What authors should know about interviews

Caleigh Minshall

The second part to this blog’s title is ‘‘(at least interviews with Caleigh)’’.

There are only a finite number of stories in this world, and they’ve all been told before. There are also a lot of books (and television shows, and movies, and video games) competing for the attention of readers — of, if we’re being completely honest, buyers, which might be the more important fact here. When you’re in an interview, your ultimate goal should always be to shout to the world, ‘‘Hey! This is why you should care enough about my book to invest your time and money!’’ Your interviewer (and maybe someday this will be me!) already knows that your book is worth caring about; they wouldn’t be interviewing you otherwise. But the reasons for why your book is wonderful still need to get written down.

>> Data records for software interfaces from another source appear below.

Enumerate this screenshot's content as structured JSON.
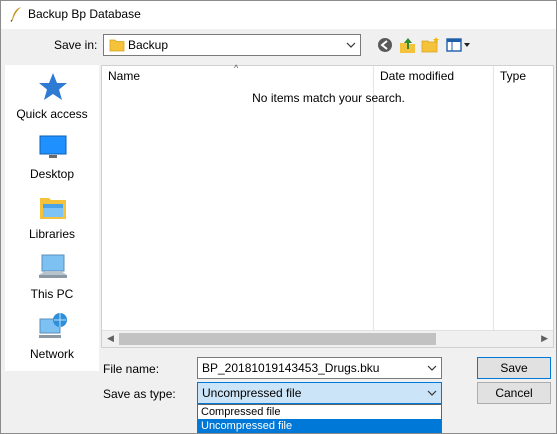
{
  "window": {
    "title": "Backup Bp Database"
  },
  "toolbar": {
    "save_in_label": "Save in:",
    "save_in_value": "Backup",
    "buttons": [
      "back-icon",
      "up-folder-icon",
      "new-folder-icon",
      "view-menu-icon"
    ]
  },
  "places": [
    {
      "label": "Quick access",
      "icon": "quick-access-star-icon"
    },
    {
      "label": "Desktop",
      "icon": "desktop-icon"
    },
    {
      "label": "Libraries",
      "icon": "libraries-icon"
    },
    {
      "label": "This PC",
      "icon": "this-pc-icon"
    },
    {
      "label": "Network",
      "icon": "network-icon"
    }
  ],
  "file_list": {
    "columns": [
      "Name",
      "Date modified",
      "Type"
    ],
    "empty_message": "No items match your search."
  },
  "form": {
    "file_name_label": "File name:",
    "file_name_value": "BP_20181019143453_Drugs.bku",
    "save_type_label": "Save as type:",
    "save_type_value": "Uncompressed file",
    "save_type_options": [
      "Compressed file",
      "Uncompressed file"
    ]
  },
  "buttons": {
    "save": "Save",
    "cancel": "Cancel"
  },
  "colors": {
    "accent": "#0078d7",
    "folder": "#f5c33b"
  }
}
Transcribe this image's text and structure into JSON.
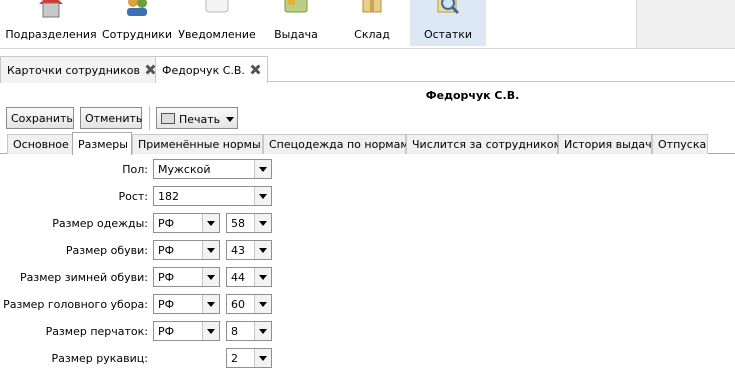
{
  "toolbar": {
    "items": [
      {
        "label": "Подразделения",
        "icon": "house-icon"
      },
      {
        "label": "Сотрудники",
        "icon": "users-icon"
      },
      {
        "label": "Уведомление",
        "icon": "notification-icon"
      },
      {
        "label": "Выдача",
        "icon": "issue-card-icon"
      },
      {
        "label": "Склад",
        "icon": "warehouse-box-icon"
      },
      {
        "label": "Остатки",
        "icon": "magnifier-icon"
      }
    ],
    "active": "Остатки"
  },
  "doc_tabs": [
    {
      "label": "Карточки сотрудников"
    },
    {
      "label": "Федорчук С.В."
    }
  ],
  "title": "Федорчук С.В.",
  "actions": {
    "save": "Сохранить",
    "cancel": "Отменить",
    "print": "Печать"
  },
  "sub_tabs": [
    {
      "label": "Основное"
    },
    {
      "label": "Размеры"
    },
    {
      "label": "Применённые нормы"
    },
    {
      "label": "Спецодежда по нормам"
    },
    {
      "label": "Числится за сотрудником"
    },
    {
      "label": "История выдач"
    },
    {
      "label": "Отпуска"
    }
  ],
  "form": {
    "gender": {
      "label": "Пол:",
      "value": "Мужской"
    },
    "height": {
      "label": "Рост:",
      "value": "182"
    },
    "clothes": {
      "label": "Размер одежды:",
      "standard": "РФ",
      "size": "58"
    },
    "shoes": {
      "label": "Размер обуви:",
      "standard": "РФ",
      "size": "43"
    },
    "winter_shoes": {
      "label": "Размер зимней обуви:",
      "standard": "РФ",
      "size": "44"
    },
    "headwear": {
      "label": "Размер головного убора:",
      "standard": "РФ",
      "size": "60"
    },
    "gloves": {
      "label": "Размер перчаток:",
      "standard": "РФ",
      "size": "8"
    },
    "mittens": {
      "label": "Размер рукавиц:",
      "size": "2"
    }
  },
  "colors": {
    "active_toolbar_bg": "#dde8f5"
  }
}
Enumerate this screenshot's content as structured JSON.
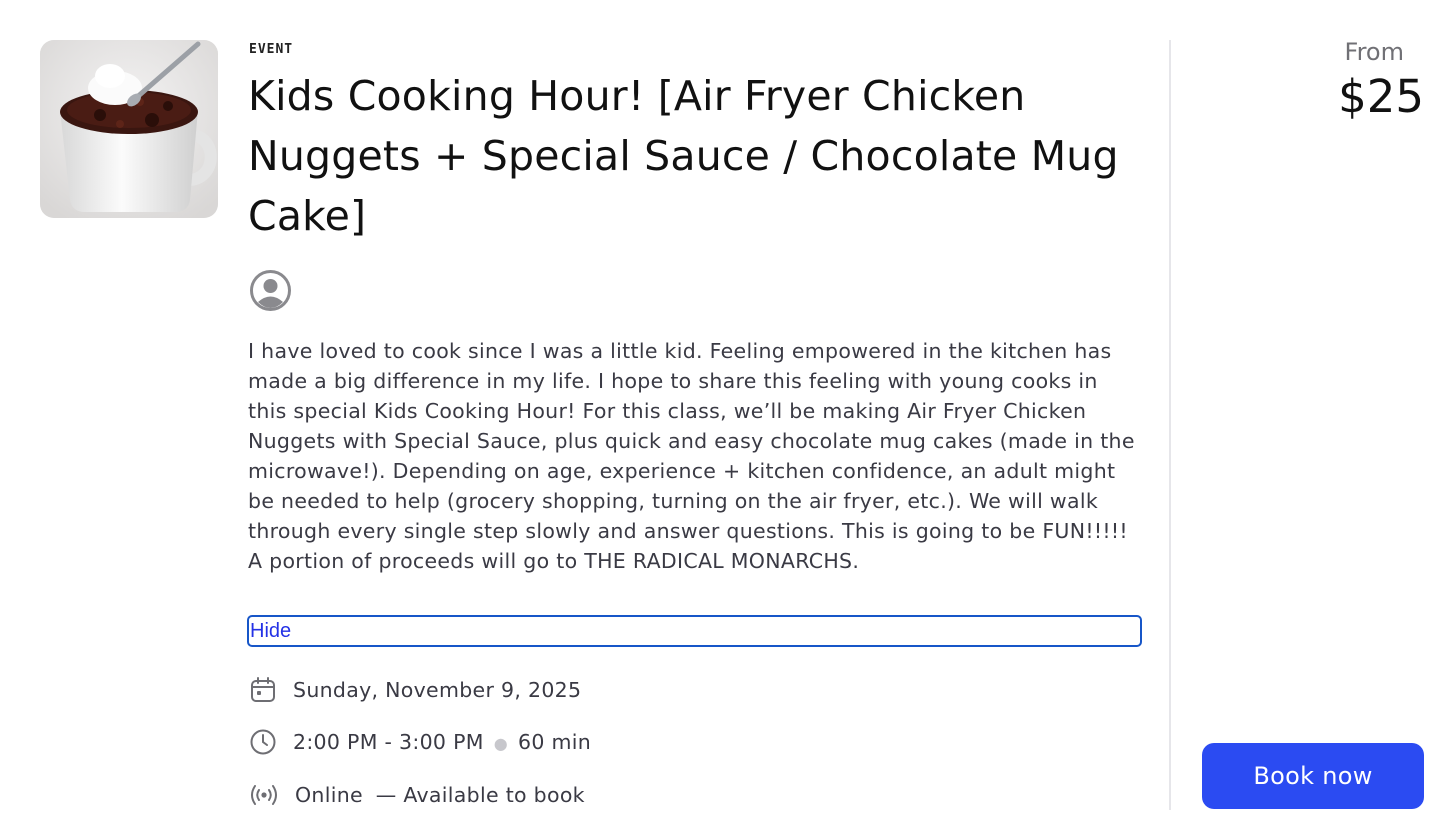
{
  "event": {
    "eyebrow": "EVENT",
    "title": "Kids Cooking Hour! [Air Fryer Chicken Nuggets + Special Sauce / Chocolate Mug Cake]",
    "description": "I have loved to cook since I was a little kid. Feeling empowered in the kitchen has made a big difference in my life. I hope to share this feeling with young cooks in this special Kids Cooking Hour! For this class, we’ll be making Air Fryer Chicken Nuggets with Special Sauce, plus quick and easy chocolate mug cakes (made in the microwave!). Depending on age, experience + kitchen confidence, an adult might be needed to help (grocery shopping, turning on the air fryer, etc.). We will walk through every single step slowly and answer questions. This is going to be FUN!!!!! A portion of proceeds will go to THE RADICAL MONARCHS.",
    "toggle_label": "Hide",
    "date": "Sunday, November 9, 2025",
    "time": "2:00 PM - 3:00 PM",
    "duration": "60 min",
    "location": "Online",
    "availability": "— Available to book"
  },
  "pricing": {
    "from_label": "From",
    "price": "$25",
    "book_label": "Book now"
  },
  "icons": {
    "thumbnail": "chocolate-mug-cake-photo",
    "avatar": "user-avatar-icon",
    "date": "calendar-icon",
    "time": "clock-icon",
    "location": "broadcast-icon"
  },
  "colors": {
    "accent": "#2b4bf2",
    "link": "#2432e6",
    "focus_ring": "#1756c8"
  }
}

So where do you begin? I’ll try to help out by prompting you with questions, but at some point you need to start providing good answers. If you want to be helpful but you’re still having trouble expressing why your book is worthwhile, sit down with a piece of paper and brainstorm as many reasons as you can think of for why you wrote the book. The first ten, fifteen, even twenty reasons might be really stupid, but that’s okay. Eventually you’ll start getting to reasons that matter — reasons that might matter to other people, too. You don’t need to bring this list to your interview (at least not to an interview with me), but having those reasons in your mind will help guide you through the interview and serve as a jumping-off point for any question that has you stumped.

Also — and this is cheesy advice, but it’s true — try to be yourself. Relax. Your exact words may not even end up being used, depending on the purpose of the interview, but a genuine sense of who’s behind the book will shine through the description in a positive way. Readers like to know that authors are human, so be human: make mistakes, laugh about them and always feel free to say, ‘‘Wait, slow down please. I didn’t mean to say that; let me rephrase!’’ It’s your book, even down to the promotional copy (which is what I’ll ultimately use your interview for), so take ownership of it and say what you think. (And then respectfully defer to your publisher’s greater experience and wisdom when the two of you disagree, of course…)*

Think of anecdotes that could make the book’s creation process more personal. Tell me about where your ideas come from. Tell me about who you imagine will read your book, and what you hope they’ll get out of it. How did you imagine this book would look like when you started, and how did that vision change (or did it)? Why this book, why right now? And, of course, always feel free to tell me about why you’re happy with PQL. These are all details that will help me to tell someone (gracefully) why they should part with their hard-earned cash for the story you have to tell.

These aren’t things you need to worry about while you’re writing your book (although that’s your business, not mine). While you’re writing, focus on the writing — selling only comes after we’ve got a good book to sell.

You might be wondering where all of this promotional information goes. I’ve mentioned tipsheets before, and here’s where I’ll finally explain them. A tipsheet is a 7-12 page document full of information that booksellers might like to know: short and main descriptions of the book (which is where most of my and your effort goes into), author and/or artist biographies, information on previous sales, marketing, bibliographies, unpublished endorsements and even images from the book itself. These tipsheets serve a number of purposes. We present them to the Literary Press Group at their semi-annual seasonal sales conferences, which take place around two months before the ‘sales season’ begins. LPG’s sales representatives use the information in the tipsheet to entice book retailers to place advance orders on each book, which helps us in turn to maximize our production efficiency. All of this takes place around 8-12 months before the release date. The usefulness of the tipsheet doesn’t end there, however. The tipsheet will populate our catalogue listing of the book, and, eventually, the information in the tipsheet will also be inputted into our database. Our database then feeds that information to places like,, Baker & Taylor, the Library of Congress, Barnes & Noble, the University of Toronto Press (which feeds Chapters Indigo), and many others. The tipsheet, you can see, turns into a pretty big deal. So do your interviews.

I hope you find this helpful when thinking about ways to make your story stand out from the crowd. Before I go: Happy New Year! Here’s hoping 2010 is full of good writing, be it physically bound, in an e-book or scratched onto a good ol’ scroll.

*I’m only half kidding.

Caleigh Minshall

About Caleigh

Intern at the Porcupine's Quill.
This entry was posted in Letters from the Porcupette (the Intern's Blog). Bookmark the permalink.

Comments are closed.


The Porcupine's Quill would like to acknowledge the support of the Ontario Arts Council and the Canada Council for the Arts for our publishing program. The financial support of the Government of Canada through the Canada Book Fund (CBF) is also gratefully acknowledged.